Friends, on this day we remember St. Monica, who prayed persistently for the conversion of her son, St. Augustine of Hippo.
Even though petitionary prayer—asking God for something—seems simpler and more basic than contemplation, it’s more difficult to make sense of theologically. If God is omniscient, what is the point of telling him what you need? And if God cannot change, what is the point of asking him for anything?
The prayer for the liturgy of St. Monica sheds some light on these questions. The text begins as follows: “Lord, you graciously received the tears of Monica for the conversion of her son Augustine.” Mind you, it does not say that the tears of Monica moved God to act or compelled him somehow to change the structure of his providence. But it does say that God accepted those tears in coordination with granting the grace of conversion to her son, implying that God himself was effectively crying through the tears of Monica.

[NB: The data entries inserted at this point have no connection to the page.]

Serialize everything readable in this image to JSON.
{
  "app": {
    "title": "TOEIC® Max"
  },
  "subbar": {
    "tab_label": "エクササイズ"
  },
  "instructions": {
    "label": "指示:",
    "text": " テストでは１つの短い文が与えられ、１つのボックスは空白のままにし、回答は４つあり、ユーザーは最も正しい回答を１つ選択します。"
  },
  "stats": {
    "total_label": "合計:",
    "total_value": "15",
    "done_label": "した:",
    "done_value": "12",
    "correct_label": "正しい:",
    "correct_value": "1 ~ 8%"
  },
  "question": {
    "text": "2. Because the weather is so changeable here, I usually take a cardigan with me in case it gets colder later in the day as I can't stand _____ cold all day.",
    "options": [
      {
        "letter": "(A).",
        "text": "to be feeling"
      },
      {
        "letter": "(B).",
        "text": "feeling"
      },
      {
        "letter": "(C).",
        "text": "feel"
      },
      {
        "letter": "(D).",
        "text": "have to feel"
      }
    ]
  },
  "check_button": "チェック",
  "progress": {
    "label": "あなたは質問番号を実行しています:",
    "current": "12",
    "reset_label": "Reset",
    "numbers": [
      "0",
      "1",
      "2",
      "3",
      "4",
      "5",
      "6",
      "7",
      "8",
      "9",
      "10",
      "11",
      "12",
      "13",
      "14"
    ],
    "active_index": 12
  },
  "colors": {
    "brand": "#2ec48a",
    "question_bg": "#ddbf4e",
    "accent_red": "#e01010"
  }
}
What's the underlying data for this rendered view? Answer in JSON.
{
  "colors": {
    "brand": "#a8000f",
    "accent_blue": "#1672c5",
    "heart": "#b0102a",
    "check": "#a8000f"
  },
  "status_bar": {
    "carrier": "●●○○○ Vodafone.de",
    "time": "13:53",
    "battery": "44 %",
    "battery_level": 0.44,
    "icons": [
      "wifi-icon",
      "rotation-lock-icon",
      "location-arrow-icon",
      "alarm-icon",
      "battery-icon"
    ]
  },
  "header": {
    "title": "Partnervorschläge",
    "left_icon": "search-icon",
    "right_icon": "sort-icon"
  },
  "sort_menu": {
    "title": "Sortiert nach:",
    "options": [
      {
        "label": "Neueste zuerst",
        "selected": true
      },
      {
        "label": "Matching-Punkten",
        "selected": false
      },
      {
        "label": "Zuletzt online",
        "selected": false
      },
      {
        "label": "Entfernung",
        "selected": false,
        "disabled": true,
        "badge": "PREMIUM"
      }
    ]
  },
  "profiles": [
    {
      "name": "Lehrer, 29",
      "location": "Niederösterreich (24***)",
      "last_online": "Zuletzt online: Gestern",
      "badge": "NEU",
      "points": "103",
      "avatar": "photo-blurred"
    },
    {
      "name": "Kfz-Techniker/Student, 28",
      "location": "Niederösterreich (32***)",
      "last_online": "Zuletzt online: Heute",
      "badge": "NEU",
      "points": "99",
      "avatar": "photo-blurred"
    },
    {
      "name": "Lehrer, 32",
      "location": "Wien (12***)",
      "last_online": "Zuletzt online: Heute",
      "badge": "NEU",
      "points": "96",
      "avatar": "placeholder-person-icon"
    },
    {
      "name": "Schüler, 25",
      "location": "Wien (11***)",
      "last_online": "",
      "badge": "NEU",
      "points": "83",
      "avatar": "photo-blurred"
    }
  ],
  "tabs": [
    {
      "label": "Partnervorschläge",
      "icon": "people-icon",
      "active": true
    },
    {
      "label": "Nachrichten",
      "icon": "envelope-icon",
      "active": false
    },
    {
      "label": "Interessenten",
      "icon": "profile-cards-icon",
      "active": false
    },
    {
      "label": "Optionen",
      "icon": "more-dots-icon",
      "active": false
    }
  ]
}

God indeed knows everything about everything, so he is aware of what we need before we ask; but like a good parent, he delights in receiving our tearful requests—even if, like a good parent, he does not always respond the way we would like him to. And God, as the unmoved mover, can never be changed by our prayer; but through whatever is good and right and true in our prayer, God is already praying through us.